Pampered parrot finds it’s a jungle out there in ‘Rio’
BY NELL MINOW April 13, 2011 6:34PM
With the voices of:
Blu Jesse Eisenberg
Linda Leslie Mann
Jewel Anne Hathaway
Nigel Jemaine Clement
Tulio Rodrigo Santoro
Twentieth Century Fox presents an animated film directed by Carlos Saldanha. Written by Saldanha and Don Rhymer. Running time: 96 minutes. Rated PG (for mild off-color humor). Opening today at local theaters.
Updated: September 24, 2012 6:25AM
A South American setting and striking animation lend freshness to “Rio” and its otherwise much-traveled storyline about a pampered pet who has to learn to survive in the wild. We’ve seen this tale many times — “Madagascar,” “Bolt,” “The Wild,” “Beverly Hills Chihuahua” and more. But this version is buoyed by local color — literally, with a vibrantly sun-drenched palette, along with a sensationally festive Carnival parade, and a slinky samba-licious soundtrack overseen by Rio’s most enduringly popular musical export, Sergio Mendes.

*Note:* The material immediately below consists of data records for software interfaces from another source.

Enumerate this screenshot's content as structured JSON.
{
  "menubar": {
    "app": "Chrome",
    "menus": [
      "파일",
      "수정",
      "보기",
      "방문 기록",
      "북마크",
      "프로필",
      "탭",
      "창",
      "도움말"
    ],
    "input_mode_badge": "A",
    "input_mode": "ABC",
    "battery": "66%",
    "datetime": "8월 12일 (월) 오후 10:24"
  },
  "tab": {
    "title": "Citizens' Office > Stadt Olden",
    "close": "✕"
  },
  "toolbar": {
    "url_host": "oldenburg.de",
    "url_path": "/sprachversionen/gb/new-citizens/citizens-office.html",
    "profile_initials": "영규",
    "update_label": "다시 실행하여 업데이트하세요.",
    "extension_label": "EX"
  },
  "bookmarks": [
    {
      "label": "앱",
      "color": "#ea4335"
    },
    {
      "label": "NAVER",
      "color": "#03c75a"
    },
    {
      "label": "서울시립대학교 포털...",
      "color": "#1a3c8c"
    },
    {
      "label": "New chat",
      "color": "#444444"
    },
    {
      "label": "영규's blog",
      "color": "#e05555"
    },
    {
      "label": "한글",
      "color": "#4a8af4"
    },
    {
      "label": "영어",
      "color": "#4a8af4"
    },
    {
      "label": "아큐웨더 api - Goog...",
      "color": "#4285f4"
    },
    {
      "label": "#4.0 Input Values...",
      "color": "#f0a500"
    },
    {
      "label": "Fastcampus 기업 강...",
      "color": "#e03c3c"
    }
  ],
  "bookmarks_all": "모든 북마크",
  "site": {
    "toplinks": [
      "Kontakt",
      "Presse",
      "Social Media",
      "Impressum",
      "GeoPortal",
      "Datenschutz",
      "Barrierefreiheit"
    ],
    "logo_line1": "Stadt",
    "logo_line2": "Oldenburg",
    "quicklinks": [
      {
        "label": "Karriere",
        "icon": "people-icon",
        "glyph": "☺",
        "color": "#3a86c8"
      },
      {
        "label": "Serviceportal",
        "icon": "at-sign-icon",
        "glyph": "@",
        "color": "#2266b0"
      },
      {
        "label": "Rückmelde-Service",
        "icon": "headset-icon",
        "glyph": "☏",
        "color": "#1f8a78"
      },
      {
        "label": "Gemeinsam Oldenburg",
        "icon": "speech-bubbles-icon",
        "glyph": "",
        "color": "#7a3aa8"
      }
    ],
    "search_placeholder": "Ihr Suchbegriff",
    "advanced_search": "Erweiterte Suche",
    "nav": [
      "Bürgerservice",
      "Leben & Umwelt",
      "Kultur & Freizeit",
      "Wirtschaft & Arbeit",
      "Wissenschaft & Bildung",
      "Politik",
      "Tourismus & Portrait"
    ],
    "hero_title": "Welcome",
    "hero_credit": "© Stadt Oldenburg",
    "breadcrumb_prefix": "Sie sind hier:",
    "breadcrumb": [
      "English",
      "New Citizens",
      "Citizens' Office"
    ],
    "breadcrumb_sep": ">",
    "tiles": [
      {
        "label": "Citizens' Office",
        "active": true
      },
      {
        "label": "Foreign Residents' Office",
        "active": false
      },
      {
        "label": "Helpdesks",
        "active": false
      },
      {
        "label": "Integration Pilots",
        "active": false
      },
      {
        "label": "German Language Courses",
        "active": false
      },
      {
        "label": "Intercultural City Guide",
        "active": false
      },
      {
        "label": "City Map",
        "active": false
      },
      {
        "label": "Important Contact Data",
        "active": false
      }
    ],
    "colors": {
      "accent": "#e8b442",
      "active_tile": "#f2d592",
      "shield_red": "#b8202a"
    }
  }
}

Blu (voice of Jesse Eisenberg) is a rare blue macaw captured as a tiny chick by smugglers in Brazil. His crate falls from a truck in snowy Minnesota (identified onscreen simply as “Not Rio”) and is rescued by a girl named Linda. He grows up blissfully domesticated and never bothers to learn to fly. Everything he wants is within reach. He brings Linda (Leslie Mann) her glasses when she wakes up, and she makes sure he has just the right number of marshmallows in his hot chocolate. As he explains, he is not a pet; he is a companion. Linda insists he is her best friend.
They are visited by an ornithologist named Tulio (Rodrigo Santoro), who tells Linda there is just one last surviving female blue macaw: Jewel (Anne Hathaway). Unless they mate, it will be the end of their species. Linda reluctantly agrees to take Blu to Brazil. But smugglers show up again to steal Blu and Jewel. Blu has to learn some survival skills and make some new friends to find his way back to Linda.
Brazilian-born director Carlos Saldanha (director of the “Ice Age” films and co-director of the underrated “Robots”) takes evident pride and delight in bringing his homeland to the screen, taking full advantage of 3-D CGI so that we can swoop around the iconic Christ the Redeemer statue atop the Corcovado mountain and hang-glide over miles of beaches.
He has fun with Brazilian culture, too. When Carnival revelers cross in front of their car, Linda asks Tulio if a woman in a gold-spangled costume is a performer. “No,” he replies, “she’s my dentist.” As the woman in the spangles happily runs off to the celebration, she reminds Tulio to floss. And Blu provides a critique of samba music that will sound familiar to its fans.
Eisenberg’s tremulous voice is just right for Blu, giving him a neurotic, urban, understated wit. “You know how people say ‘It’s a jungle out there?’” he complains to Jewel when they find themselves in the middle of a rainforest. “Not a good thing.” He gets strong support from Tracy Morgan as a bulldog, George Lopez as a toucan, and will.i.am and Jamie Foxx as friendly birds.
But the star of the show in every respect is a cockatoo named Nigel (Jemaine Clement of HBO’s “Flight of the Conchords”), one of the most masterfully animated characters in movie history. Blue Sky Studios created a remarkable bird villain named Vlad three years ago in “Horton Hears a Who.” It was a daunting challenge to animate the infinite complexities of dozens of wing joints and thousands of feathers, but Vlad was onscreen only briefly. Here the animators take what they learned from Vlad much further. Nigel is a key figure with an even more complicated structure, at once menacing and shambling, who sings, dances, menaces and fights, all in character. The algorithms necessary for what can only be called Nigel’s performance could probably have programmed a moon shot, and yet he seems completely natural and fluidly expressive. Clement’s voice work is a perfect match, and Nigel’s musical tribute to his own villainy is pure pleasure.
Saldanha is at his best when dozens of characters are onscreen. Whether they are dancing or fighting, they are colorful, joyous and meticulously choreographed. A battle between the birds and the monkeys is exciting and funny, and the opening dance number is a kaleidoscopic treat. The climax, in the middle of a Carnival parade with massive floats and crowds of thousands, is brilliantly imagined. Blu spends most of the movie trying to get off the ground, but with Nigel and these big, showy scenes, Saldanha makes the movie soar.
Nell Minow is the film critic for the site beliefnet.com.